INPUT RECORDS: Begin

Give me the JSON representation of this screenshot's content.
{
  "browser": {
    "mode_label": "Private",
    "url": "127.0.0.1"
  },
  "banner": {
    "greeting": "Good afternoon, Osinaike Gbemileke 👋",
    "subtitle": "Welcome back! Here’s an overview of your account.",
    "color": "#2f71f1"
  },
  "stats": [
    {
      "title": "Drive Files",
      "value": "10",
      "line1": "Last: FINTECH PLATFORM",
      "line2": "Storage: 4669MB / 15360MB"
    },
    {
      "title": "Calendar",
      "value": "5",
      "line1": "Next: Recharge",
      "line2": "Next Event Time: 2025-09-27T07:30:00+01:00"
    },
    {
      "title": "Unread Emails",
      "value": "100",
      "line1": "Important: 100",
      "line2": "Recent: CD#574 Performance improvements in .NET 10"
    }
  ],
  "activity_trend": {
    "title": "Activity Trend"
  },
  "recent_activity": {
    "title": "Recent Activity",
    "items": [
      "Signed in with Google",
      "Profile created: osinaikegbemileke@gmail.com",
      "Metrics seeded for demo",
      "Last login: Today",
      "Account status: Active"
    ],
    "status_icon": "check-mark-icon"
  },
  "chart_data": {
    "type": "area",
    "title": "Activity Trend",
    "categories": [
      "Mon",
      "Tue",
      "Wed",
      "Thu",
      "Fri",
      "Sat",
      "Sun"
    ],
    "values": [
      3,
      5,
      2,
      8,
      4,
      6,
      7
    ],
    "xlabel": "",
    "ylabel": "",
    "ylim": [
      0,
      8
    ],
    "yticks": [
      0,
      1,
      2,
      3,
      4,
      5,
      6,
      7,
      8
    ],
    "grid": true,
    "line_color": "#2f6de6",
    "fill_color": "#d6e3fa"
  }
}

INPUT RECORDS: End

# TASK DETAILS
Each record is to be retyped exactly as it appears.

# TASK RESPONSE
Give me the JSON representation of this screenshot's content.
{
  "browser": {
    "mode_label": "Private",
    "url": "127.0.0.1"
  },
  "banner": {
    "greeting": "Good afternoon, Osinaike Gbemileke 👋",
    "subtitle": "Welcome back! Here’s an overview of your account.",
    "color": "#2f71f1"
  },
  "stats": [
    {
      "title": "Drive Files",
      "value": "10",
      "line1": "Last: FINTECH PLATFORM",
      "line2": "Storage: 4669MB / 15360MB"
    },
    {
      "title": "Calendar",
      "value": "5",
      "line1": "Next: Recharge",
      "line2": "Next Event Time: 2025-09-27T07:30:00+01:00"
    },
    {
      "title": "Unread Emails",
      "value": "100",
      "line1": "Important: 100",
      "line2": "Recent: CD#574 Performance improvements in .NET 10"
    }
  ],
  "activity_trend": {
    "title": "Activity Trend"
  },
  "recent_activity": {
    "title": "Recent Activity",
    "items": [
      "Signed in with Google",
      "Profile created: osinaikegbemileke@gmail.com",
      "Metrics seeded for demo",
      "Last login: Today",
      "Account status: Active"
    ],
    "status_icon": "check-mark-icon"
  },
  "chart_data": {
    "type": "area",
    "title": "Activity Trend",
    "categories": [
      "Mon",
      "Tue",
      "Wed",
      "Thu",
      "Fri",
      "Sat",
      "Sun"
    ],
    "values": [
      3,
      5,
      2,
      8,
      4,
      6,
      7
    ],
    "xlabel": "",
    "ylabel": "",
    "ylim": [
      0,
      8
    ],
    "yticks": [
      0,
      1,
      2,
      3,
      4,
      5,
      6,
      7,
      8
    ],
    "grid": true,
    "line_color": "#2f6de6",
    "fill_color": "#d6e3fa"
  }
}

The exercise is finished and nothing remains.